The Man In The Iron Mask | 1998
- Locations |
- DIRECTOR |
- Randall Wallace
The third in Alexandre Dumas’ Musketeers saga sees his four Musketeers settling in to well-earned retirement, apart from mere youngster D’Artagnan (Gabrielle Byrne) who’s guarding the spoiled and petulant King Louis XIV (Leonardo DiCaprio).
When Louis sends Raoul (Peter Sarsgaard), the beloved son of Athos (John Malkovich), to almost certain death in war in order to get his hot little hands on Raoul’s fiancée Christine (Judith Godrèche), the three older Musketeers are pitted against D’Artagnan in a plot against the hated monarch.
Much of the film was shot on sets built at Studios d'Arpajon, in Saint-Germain lès Arpajon, northern France.
Built in 1986 in former apple warehouses (that’s fruit, not computers), the eight stages at Studios d'Arpajon were first used for Coline Serreau’s Romuald and Juliette. Other productions made here include Marc Caro and Jean-Pierre Jeunet’s The City of Lost Children, Michel Hazanavicius’ OSS 117, Patrice Leconte’s The Hairdresser's Husband, Monsieur Hire and Claude Zidi’s Astérix Et Obélix Contre César.
After 25 years of activity and 120 feature films, the Arpajon studios closed its doors to make way for the new Cité du Cinéma, a film studio complex supported by director Luc Besson, located in Saint-Denis, north of Paris.
The production naturally left the studio to film some of the country’s most beautiful castles.
Château de Vaux-le-Vicomte stands in for the King's palace and royal gardens, where the huge garden party sequence with 250 extras and a piglet chase was filmed.
Oddly, the history of Vaux-le-Vicomte involves many real-life counterparts to the characters of The Man In The Iron Mask.
In 1641 Nicolas Fouquet, 26-year-old financial secretary to Cardinal Mazarin bought the estate and enlisted three top-ranking craftsmen of the time, architect Louis Le Vau, decorator Charles Le Brun and garden designer Andre Le Notre, to give the property a thorough makeover. Unfortunately for Fouquet, in 1661, the Cardinal's private secretary, Colbert, determined to ingratiate himself to the King by laying the responsibility for the kingdom's financial woes at the feet of the hapless Fouquet. In that year, Fouquet hosted a magnificent party at which the guest of honour was the King himself, but a mere three weeks later, he was arrested by D'Artagnan and sent to prison, where he spent the rest of his life.

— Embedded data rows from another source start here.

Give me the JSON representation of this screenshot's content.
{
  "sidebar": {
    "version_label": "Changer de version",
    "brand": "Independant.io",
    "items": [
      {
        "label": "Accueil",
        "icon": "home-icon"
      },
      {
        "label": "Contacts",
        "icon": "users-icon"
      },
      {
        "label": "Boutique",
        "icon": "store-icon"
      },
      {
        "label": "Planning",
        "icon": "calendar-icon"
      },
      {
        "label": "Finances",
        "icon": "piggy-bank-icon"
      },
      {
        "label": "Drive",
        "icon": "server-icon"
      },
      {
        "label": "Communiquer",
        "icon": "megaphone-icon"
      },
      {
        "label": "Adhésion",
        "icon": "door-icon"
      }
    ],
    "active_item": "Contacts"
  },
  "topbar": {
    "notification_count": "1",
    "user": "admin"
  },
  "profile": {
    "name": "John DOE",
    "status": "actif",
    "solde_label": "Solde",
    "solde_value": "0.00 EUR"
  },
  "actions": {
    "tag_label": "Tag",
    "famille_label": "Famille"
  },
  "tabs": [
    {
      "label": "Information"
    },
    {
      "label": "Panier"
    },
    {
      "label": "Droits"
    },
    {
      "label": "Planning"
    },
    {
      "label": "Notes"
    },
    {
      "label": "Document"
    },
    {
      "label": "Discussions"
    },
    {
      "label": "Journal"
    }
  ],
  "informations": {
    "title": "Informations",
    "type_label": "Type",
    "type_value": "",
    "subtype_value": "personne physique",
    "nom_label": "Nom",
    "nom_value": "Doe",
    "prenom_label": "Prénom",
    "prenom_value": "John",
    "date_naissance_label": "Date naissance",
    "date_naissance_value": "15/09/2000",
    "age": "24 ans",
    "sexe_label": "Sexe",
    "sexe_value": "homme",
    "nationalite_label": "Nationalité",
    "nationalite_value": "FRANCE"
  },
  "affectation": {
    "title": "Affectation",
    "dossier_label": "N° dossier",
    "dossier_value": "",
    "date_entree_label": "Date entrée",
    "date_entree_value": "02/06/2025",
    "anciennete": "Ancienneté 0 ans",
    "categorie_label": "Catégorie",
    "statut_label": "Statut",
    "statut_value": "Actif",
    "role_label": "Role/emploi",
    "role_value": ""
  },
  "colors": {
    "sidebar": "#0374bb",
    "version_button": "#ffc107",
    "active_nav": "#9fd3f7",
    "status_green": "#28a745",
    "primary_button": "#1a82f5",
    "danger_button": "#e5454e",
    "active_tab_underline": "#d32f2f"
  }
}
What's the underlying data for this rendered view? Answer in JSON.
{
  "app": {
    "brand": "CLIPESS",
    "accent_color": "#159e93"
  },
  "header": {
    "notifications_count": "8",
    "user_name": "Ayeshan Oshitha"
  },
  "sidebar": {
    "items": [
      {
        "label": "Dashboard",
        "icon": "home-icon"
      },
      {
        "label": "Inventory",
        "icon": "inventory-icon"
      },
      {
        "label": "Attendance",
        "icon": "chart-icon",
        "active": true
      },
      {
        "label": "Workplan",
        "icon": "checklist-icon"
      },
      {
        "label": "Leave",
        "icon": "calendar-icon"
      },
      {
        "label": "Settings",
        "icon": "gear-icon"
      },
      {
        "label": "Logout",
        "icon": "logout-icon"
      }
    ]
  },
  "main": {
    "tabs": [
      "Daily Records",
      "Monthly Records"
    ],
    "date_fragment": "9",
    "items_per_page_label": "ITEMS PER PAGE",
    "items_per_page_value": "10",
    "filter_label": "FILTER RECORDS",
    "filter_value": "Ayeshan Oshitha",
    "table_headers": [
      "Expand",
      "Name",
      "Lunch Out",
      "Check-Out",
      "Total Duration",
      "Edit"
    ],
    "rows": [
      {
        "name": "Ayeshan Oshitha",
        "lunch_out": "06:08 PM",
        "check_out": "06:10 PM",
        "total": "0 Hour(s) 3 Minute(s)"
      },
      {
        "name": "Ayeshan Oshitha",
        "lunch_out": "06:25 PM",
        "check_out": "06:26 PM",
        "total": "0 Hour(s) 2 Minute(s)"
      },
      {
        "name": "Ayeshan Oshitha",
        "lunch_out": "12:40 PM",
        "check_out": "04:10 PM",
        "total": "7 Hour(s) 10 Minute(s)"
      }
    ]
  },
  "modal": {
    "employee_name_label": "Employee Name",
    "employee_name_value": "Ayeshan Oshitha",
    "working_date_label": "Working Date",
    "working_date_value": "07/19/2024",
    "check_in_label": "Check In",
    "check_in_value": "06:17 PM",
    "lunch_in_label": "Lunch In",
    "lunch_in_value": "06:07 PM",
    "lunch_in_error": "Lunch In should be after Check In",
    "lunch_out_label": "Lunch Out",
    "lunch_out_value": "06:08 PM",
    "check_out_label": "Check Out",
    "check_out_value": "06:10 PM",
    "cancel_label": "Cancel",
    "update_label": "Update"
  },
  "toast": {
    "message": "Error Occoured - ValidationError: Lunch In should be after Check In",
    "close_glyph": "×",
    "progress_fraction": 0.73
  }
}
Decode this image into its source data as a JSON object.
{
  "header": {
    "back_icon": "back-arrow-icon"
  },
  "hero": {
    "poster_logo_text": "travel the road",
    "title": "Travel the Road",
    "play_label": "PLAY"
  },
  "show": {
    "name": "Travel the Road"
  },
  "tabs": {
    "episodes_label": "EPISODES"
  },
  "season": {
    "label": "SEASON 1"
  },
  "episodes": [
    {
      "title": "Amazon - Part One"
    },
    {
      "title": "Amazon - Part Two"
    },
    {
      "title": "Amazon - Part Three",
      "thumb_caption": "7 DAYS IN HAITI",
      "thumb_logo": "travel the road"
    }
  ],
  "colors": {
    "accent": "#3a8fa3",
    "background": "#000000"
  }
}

Vaux-le-Vicomte remains the precursor of the Palace of Versailles, which was built and decorated by the same trio of artists.
Bond fans might recognise Vaux-le-Vicomte as the ‘Californian’ estate of Drax in Moonraker. It has also appeared in Milos Forman’s Valmont (his version of Les Liaisons Dangereuses), Patrice Leconte’s Ridicule and Sofia Coppola’s Marie Antoinette.
The medieval quarter of Le Mans, the capital of the Sarthe in north-western France, provided the streets of 'Paris'. Boasting some of the best-preserved 15th Century streets in the country, the quarter was used in a similar way for Jean-Paul Rappeneau’s 1990 film of Cyrano De Bergerac, with Gerard Depardieu as the romantic hero.
The exterior of the priest’s house and the 'Bastille prison' are Château de Pierrefonds, a 14th century fortified castle roughly 50 miles northeast of Paris.
Pierrefonds is on the southeast edge of the Forest of Compiègne, between Villers-Cotterêts and Compiègne. The castle fell into ruin for more than two centuries until being bought by Napoleon I in 1810 (for less than 3,000 francs). Napoleon III later restored the castle though, in keeping with 19th Century romanticism, preserving it as a ‘romantic ruin’. Pierrefonds has been seen in Les Visiteurs and The Messenger: The Story of Joan of Arc, as well as standing in for ‘Camelot’ for the BBC series Merlin.
The land below the fortifications also became the ‘Flanders’ battlefield to which the doomed Raoul is sent.
After being given rotten food, the starving people of Paris rebel, until they are placated by the trusted D’Artagnan. The market square is the vast courtyard of the Chateau De Fontainebleau.
The 16th Century royal palace was an official residence of the Royal Family from Louis VII through to Napoleon III. It was here that Napoleon I abdicated before being sent in to exile in Elba. Today, it’s a national museum and a UNESCO World Heritage Site
The country retreat to which mysterious prisoner Phillipe (also DiCaprio) is spirited away after his rescue from the Bastille, and where the iron mask is removed, is the Manoir du Logis in Fontenay-sur-Vègre, a 15th Century provincial manor house which was converted into a farm during the Revolution. It’s some 20 miles west of Le Mans.